These gloves worked well for use while ice-climbing. I felt I was able to handle the tools well and grip them easily. I did notice that I lost a bit of dexterity with the combination of the shell and liner glove compared to just one or the other. It took just a bit longer to cinch the straps on the ice tools with both the liners and the shells on. I felt I had the best dexterity while wearing just the liner glove.
While Using a Rope-Tow
I went sledding one day with just the liner gloves on my hands. I have been impressed with the amount of grip that the soft shell liners have in the palm of the glove. The soft, synthetic material grips things very well! However, a drawback to this soft material is that it is less durable than a harder material might be. On one trip up the hill, I grasped the rope attached to the rope-tow. I inspected the glove at the top and noticed several abrasions where the rope had slid through my fingers. Nothing abraded all the way through the glove, but it was definitely a noticeable change.
|Abrasions from rope tow|
I have enjoyed using these gloves, and they have performed well for me for the most part -- particularly the soft shell liners. I will most definitely continue to wear the liners, much as I have worn them throughout the testing period. I am a bit disappointed in the performance of the shell gloves, though. First the seam tear (which may have been a fluke) and then the leaking. I would like to continue wearing them, though if I am going to wear waterproof shell gloves, my preference is that they actually be fully waterproof. Because I like most other things about the shells, I will contact Outdoor Research to see if I can replace the shells and keep the liners.

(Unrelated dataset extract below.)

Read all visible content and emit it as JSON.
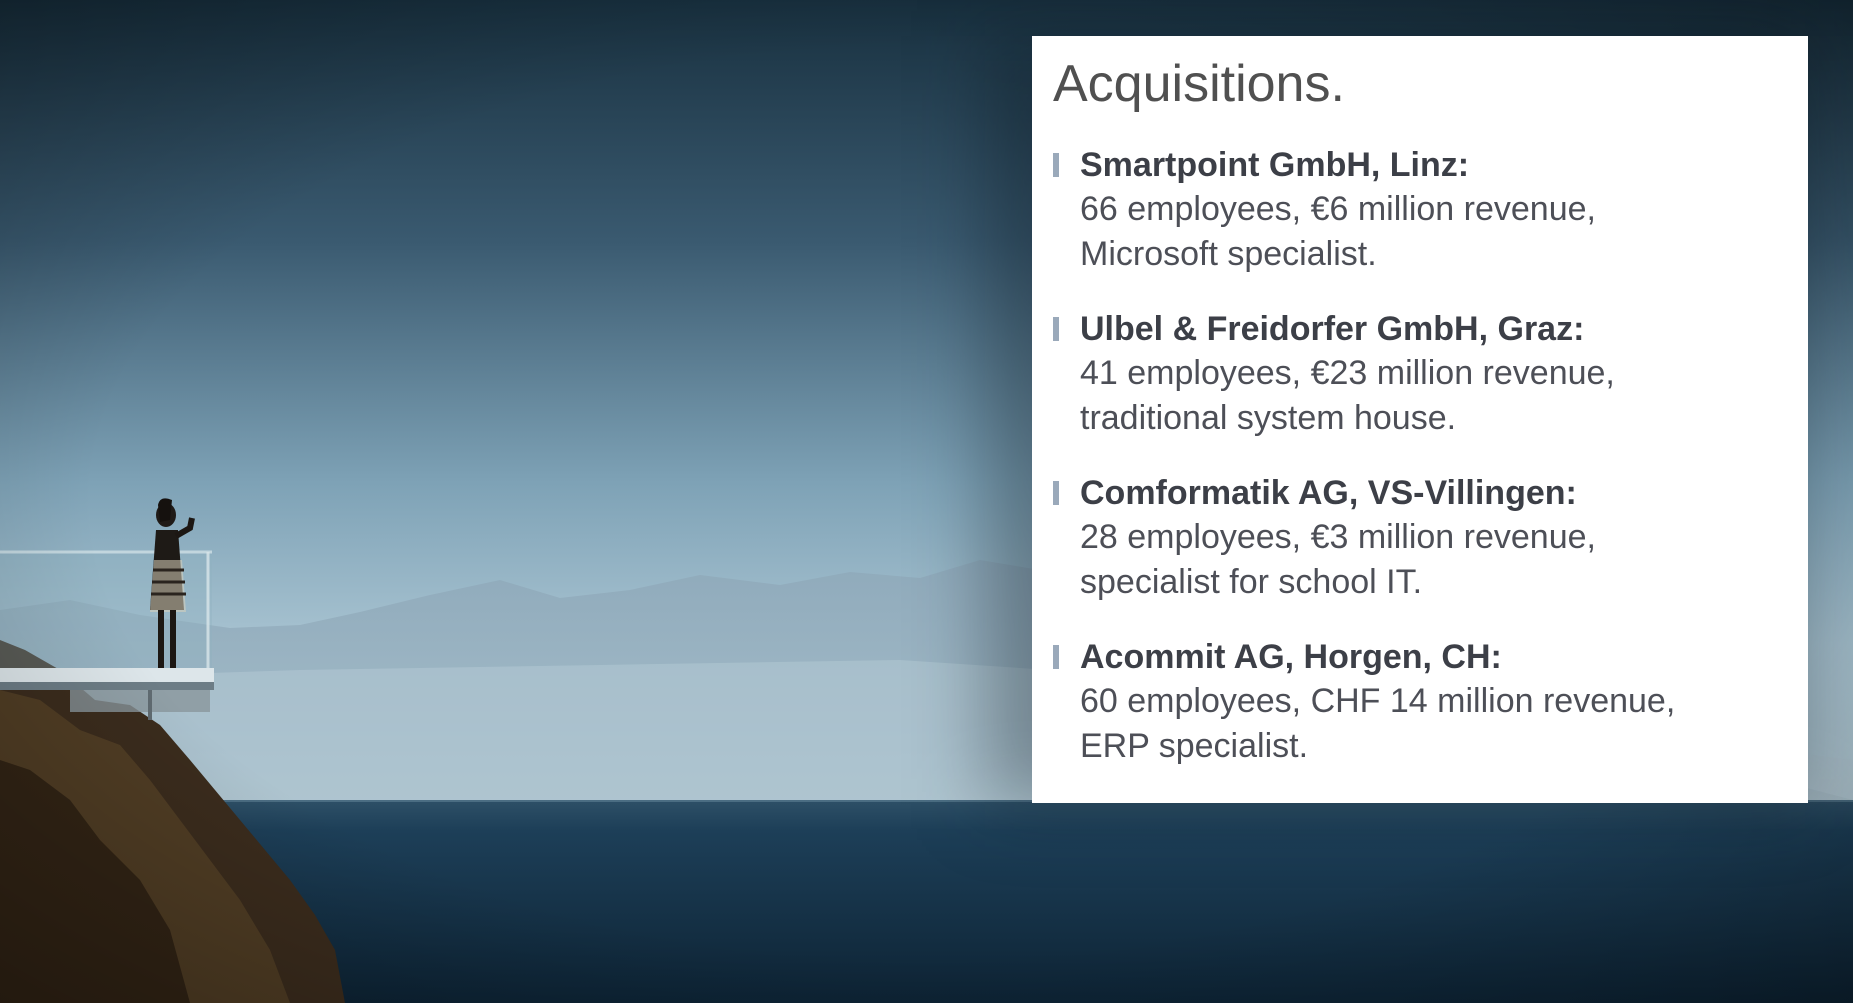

This report was created with the BackpackGearTest.org Report Writer Version 1.
Copyright 2009. All rights reserved.
This concludes my report for the Outdoor Research Zenith Gloves. Thank you for reading! And many thanks to BackpackGearTest and Outdoor Research for the opportunity to participate in this test!
Read more gear reviews by Christopher Nicolai